Barrier-free Travel In German Theme Parks
03/09/2016 | 1 comments
University student, Laura Zimmermann reviewed Theme Parks' websites and actual visits to examine their access provisions. This is a summary of her report, showing some awareness of accessibility issues but still room for improvement.
The need for more and improved accessible tourism is growing. The world’s economies are evolving and so are the expectations and desires of people. When basic needs are fulfilled, new ones arise. In strong economies, like Germany’s, people are now aware of social problems and expect governments and companies to take responsibility and action. Also the demographic aging plays a role. But after all it is important to understand that accessible tourism is meant to make life easier for everybody, no matter if disability, broken leg or pushing a stroller.
The German government has been taking action. In the Basic Constitutional Law of the Federal Republic of Germany (GG) it is stated in Article 3 that no one must be disadvantaged because of their disability. The BGG (Law on the Equalization of Persons with Disabilities) was passed in May 2002. The law aims to remove disadvantages and provide an equal participation and self-determined lifestyle. Germany also signed the UN Convention on the Rights of Persons with disabilities in 2007.
When looking at the „Teilhabebericht der Bundesregierung über die Lebenslagen von Menschen mit Behinderungen“ (Participation report about the circumstance of people with disabilities) of the Federal Ministry of Labour and Social Affairs from 2013, one can see that accessible tourism should not be seen as a niche market. 25% of the people in Germany have impairments; almost 27 million people which is about a third of Germany’s population. The report also shows clear problems in the lives of people with disabilities. One of the biggest ones is clearly the lack of self-determination; something that could be greatly improved by better accessibility.
This project looked at the websites of multiple theme parks to find out how big of a topic accessibility is there already.
All four theme parks (Hansapark, Filmpark Babelsberg, Moviepark, Tropical Islands) had a part of their website dedicated to accessibility, reaching from the status of it to advice. It is obvious that theme parks are aware of the topic, also because their goal is to attract as many different market segments as possible. After just visiting the Tropical Islands theme park it can be said that there is a clear effort for accessibility, seeing that there is even a wheelchair lift to get to a bar on the second floor of a restaurant. Although, universal design did not seem to have been applied from the beginning as there are parts in all parks that are not impossible but harder to access.
When looking at four Western theme parks (Pullman City Harz, Pullman City Bayern, Fred Rai Western City, El Dorado) it is found that their effort is not yet big enough. A big challenge is of course to combine the accessibility of the park with its authenticity. Both the El Dorado and Pullman City Harz lack information on their website. Pullman city Bayern on the other hand has detailed information about the accessibility of the park and even cooperated with another website that concentrates on testing tourism attractions’ accessibility and informing people about it (http://www.holicap.de/Ausflugsziele/Bayerischer-Wald-Niederbayern/ Eging-am-See-Pullman-City-Westernstadt.html).

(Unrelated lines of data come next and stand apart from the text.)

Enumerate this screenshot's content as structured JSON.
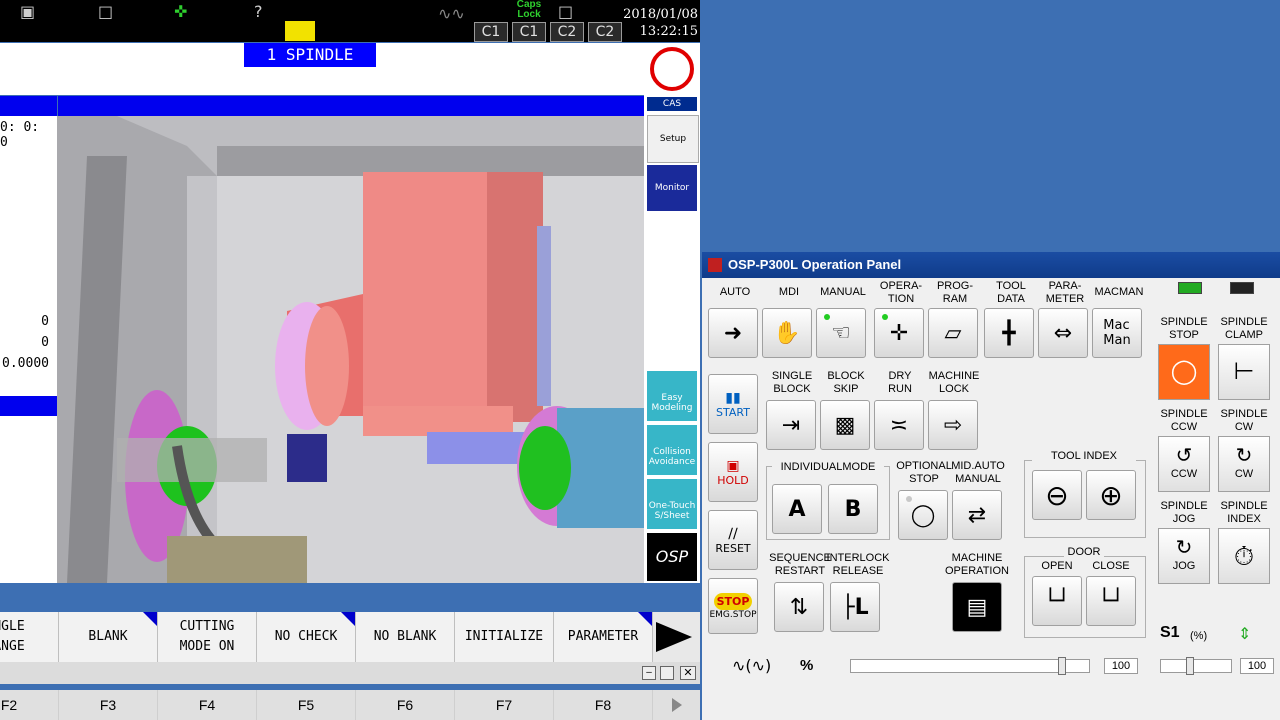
{
  "topbar": {
    "caps_lock": "Caps\nLock",
    "c_labels": [
      "C1",
      "C1",
      "C2",
      "C2"
    ],
    "date": "2018/01/08",
    "time": "13:22:15"
  },
  "spindle_title": "1 SPINDLE",
  "left_info": {
    "clock": "0: 0: 0",
    "v1": "0",
    "v2": "0",
    "v3": "0.0000"
  },
  "sidebar": {
    "cas": "CAS",
    "setup": "Setup",
    "monitor": "Monitor",
    "easy_modeling": "Easy\nModeling",
    "collision_avoidance": "Collision\nAvoidance",
    "one_touch": "One-Touch\nS/Sheet",
    "osp": "OSP"
  },
  "fkeys": [
    {
      "label": "NGLE\nANGE",
      "flag": false
    },
    {
      "label": "BLANK",
      "flag": true
    },
    {
      "label": "CUTTING\nMODE ON",
      "flag": false
    },
    {
      "label": "NO CHECK",
      "flag": true
    },
    {
      "label": "NO BLANK",
      "flag": false
    },
    {
      "label": "INITIALIZE",
      "flag": false
    },
    {
      "label": "PARAMETER",
      "flag": true
    }
  ],
  "fnums": [
    "F2",
    "F3",
    "F4",
    "F5",
    "F6",
    "F7",
    "F8"
  ],
  "panel": {
    "title": "OSP-P300L Operation Panel",
    "modes": [
      "AUTO",
      "MDI",
      "MANUAL",
      "OPERA-\nTION",
      "PROG-\nRAM",
      "TOOL\nDATA",
      "PARA-\nMETER",
      "MACMAN"
    ],
    "macman_btn": "Mac\nMan",
    "start": "START",
    "hold": "HOLD",
    "reset": "RESET",
    "stop": "STOP",
    "emg_stop": "EMG.STOP",
    "single_block": "SINGLE\nBLOCK",
    "block_skip": "BLOCK\nSKIP",
    "dry_run": "DRY\nRUN",
    "machine_lock": "MACHINE\nLOCK",
    "individual_mode": "INDIVIDUALMODE",
    "optional_stop": "OPTIONAL\nSTOP",
    "mid_auto_manual": "MID.AUTO\nMANUAL",
    "tool_index": "TOOL INDEX",
    "sequence_restart": "SEQUENCE\nRESTART",
    "interlock_release": "INTERLOCK\nRELEASE",
    "machine_operation": "MACHINE\nOPERATION",
    "door": "DOOR",
    "open": "OPEN",
    "close": "CLOSE",
    "spindle_stop": "SPINDLE\nSTOP",
    "spindle_clamp": "SPINDLE\nCLAMP",
    "spindle_ccw": "SPINDLE\nCCW",
    "spindle_cw": "SPINDLE\nCW",
    "spindle_jog": "SPINDLE\nJOG",
    "spindle_index": "SPINDLE\nINDEX",
    "ccw": "CCW",
    "cw": "CW",
    "jog": "JOG",
    "s1": "S1",
    "percent": "(%)",
    "override_percent": "%",
    "feed_value": "100",
    "spindle_value": "100",
    "feed_level": 0.9,
    "spindle_level": 0.4
  }
}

The El Dorado Western city Templin was looked at more specifically. Although there are no information on the website, the theme park makes a point in offering and improving the accessibility. After visiting the park and interviews with employees it can be said that although the accessibility is far from perfect, the park makes up for it with its attitude. They are eager and happy to help people visiting the park, are aware of the market segment and are in contact with people to find problem areas and solutions. The El Dorado emphasizes their ambition to find individual solutions, because individuality is a main part of the park.

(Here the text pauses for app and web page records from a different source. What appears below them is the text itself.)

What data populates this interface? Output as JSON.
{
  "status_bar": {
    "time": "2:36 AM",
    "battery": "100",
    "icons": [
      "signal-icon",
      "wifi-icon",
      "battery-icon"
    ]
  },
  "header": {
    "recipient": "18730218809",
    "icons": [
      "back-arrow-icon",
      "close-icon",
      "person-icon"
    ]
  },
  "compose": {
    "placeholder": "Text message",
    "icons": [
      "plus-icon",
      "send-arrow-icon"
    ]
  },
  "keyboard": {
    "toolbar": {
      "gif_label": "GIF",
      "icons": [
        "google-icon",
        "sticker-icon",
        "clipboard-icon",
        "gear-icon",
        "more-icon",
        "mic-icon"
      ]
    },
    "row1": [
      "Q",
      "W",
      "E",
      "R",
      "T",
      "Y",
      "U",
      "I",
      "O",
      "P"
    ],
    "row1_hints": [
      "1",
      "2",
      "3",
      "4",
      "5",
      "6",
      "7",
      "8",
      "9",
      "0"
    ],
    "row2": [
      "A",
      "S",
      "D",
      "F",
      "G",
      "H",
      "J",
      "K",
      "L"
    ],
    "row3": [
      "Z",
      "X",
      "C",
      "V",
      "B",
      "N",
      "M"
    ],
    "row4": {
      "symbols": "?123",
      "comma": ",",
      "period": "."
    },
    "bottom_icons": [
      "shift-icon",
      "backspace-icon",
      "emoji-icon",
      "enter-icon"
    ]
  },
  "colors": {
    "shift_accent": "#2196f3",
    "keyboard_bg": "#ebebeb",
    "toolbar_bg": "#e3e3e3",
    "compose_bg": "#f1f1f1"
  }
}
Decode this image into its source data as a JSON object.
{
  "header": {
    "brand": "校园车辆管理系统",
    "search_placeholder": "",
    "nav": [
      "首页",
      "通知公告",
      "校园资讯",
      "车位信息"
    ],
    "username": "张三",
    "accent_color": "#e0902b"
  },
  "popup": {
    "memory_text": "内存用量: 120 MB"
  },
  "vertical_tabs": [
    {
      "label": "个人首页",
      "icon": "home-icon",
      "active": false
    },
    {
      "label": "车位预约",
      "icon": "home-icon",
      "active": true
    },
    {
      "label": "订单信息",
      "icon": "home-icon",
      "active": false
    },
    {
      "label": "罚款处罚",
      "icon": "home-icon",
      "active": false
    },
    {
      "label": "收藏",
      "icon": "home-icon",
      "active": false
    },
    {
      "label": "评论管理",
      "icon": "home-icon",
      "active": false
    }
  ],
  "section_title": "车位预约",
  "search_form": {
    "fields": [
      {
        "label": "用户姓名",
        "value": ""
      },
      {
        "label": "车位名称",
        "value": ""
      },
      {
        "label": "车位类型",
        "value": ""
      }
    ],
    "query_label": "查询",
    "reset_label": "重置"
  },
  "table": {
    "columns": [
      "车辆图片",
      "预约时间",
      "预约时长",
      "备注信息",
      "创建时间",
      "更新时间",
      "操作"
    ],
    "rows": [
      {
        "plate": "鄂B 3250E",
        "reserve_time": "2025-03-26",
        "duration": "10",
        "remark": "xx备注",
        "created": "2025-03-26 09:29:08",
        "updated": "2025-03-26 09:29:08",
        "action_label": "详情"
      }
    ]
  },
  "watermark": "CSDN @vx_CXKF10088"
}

The main problems of accessibility and accessible tourism in Germany and German theme parks lay in the lack of funding, awareness, research and information.
The topic is still often seen as only serving a small, unprofitable group of people and both the general public and tourism students are not brought into contact with the topic enough, causing it to seem smaller than it really is.

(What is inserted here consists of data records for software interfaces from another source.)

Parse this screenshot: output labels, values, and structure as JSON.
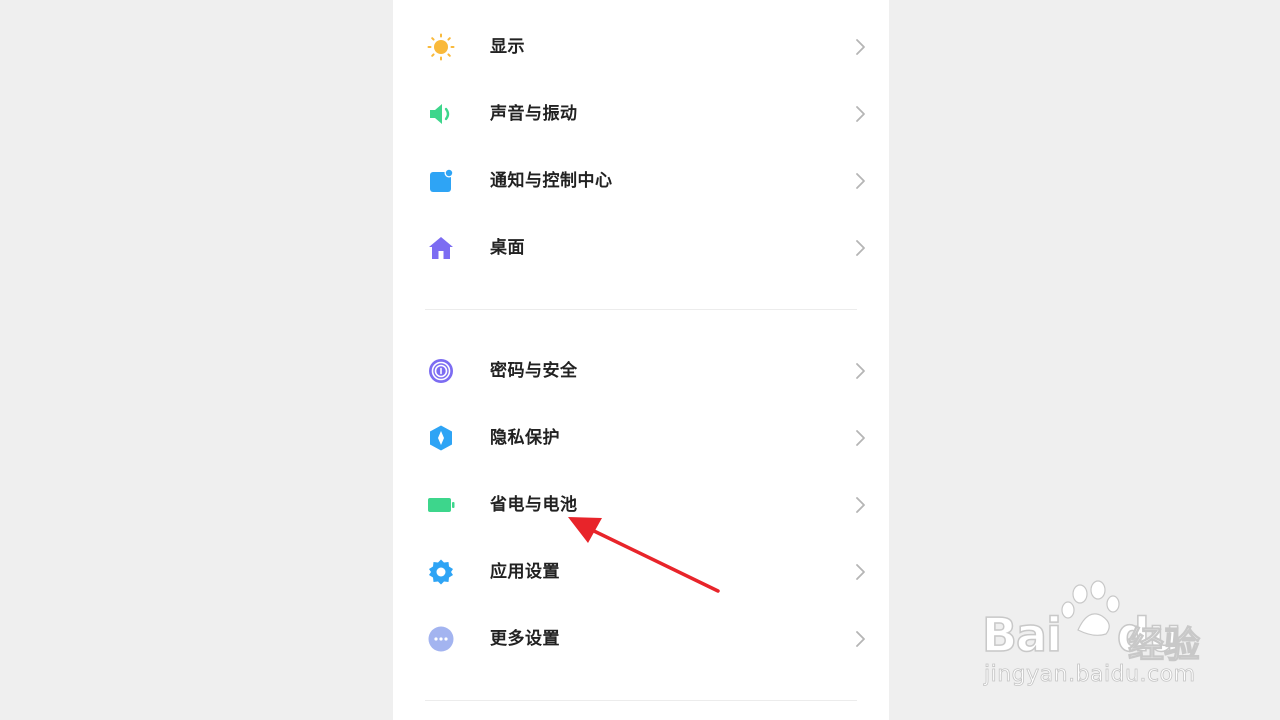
{
  "settings": {
    "group1": [
      {
        "label": "显示",
        "icon": "sun-icon",
        "color": "#F9B93A"
      },
      {
        "label": "声音与振动",
        "icon": "speaker-icon",
        "color": "#3DD68C"
      },
      {
        "label": "通知与控制中心",
        "icon": "notification-icon",
        "color": "#2EA4F5"
      },
      {
        "label": "桌面",
        "icon": "home-icon",
        "color": "#7C6CF2"
      }
    ],
    "group2": [
      {
        "label": "密码与安全",
        "icon": "fingerprint-icon",
        "color": "#7C6CF2"
      },
      {
        "label": "隐私保护",
        "icon": "privacy-shield-icon",
        "color": "#2EA4F5"
      },
      {
        "label": "省电与电池",
        "icon": "battery-icon",
        "color": "#3DD68C"
      },
      {
        "label": "应用设置",
        "icon": "gear-icon",
        "color": "#2EA4F5"
      },
      {
        "label": "更多设置",
        "icon": "more-icon",
        "color": "#A3B4F0"
      }
    ]
  },
  "annotation": {
    "arrow_color": "#E8242A",
    "target": "省电与电池"
  },
  "watermark": {
    "brand": "Bai",
    "brand2": "du",
    "cn": "经验",
    "url": "jingyan.baidu.com"
  }
}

Seeing the trends of society and tourism, clear action needs to be taken to guarantee a qualitative tourism product for everybody in the future.
Download this text, with illustrations, in PDF format, from the right-hand panel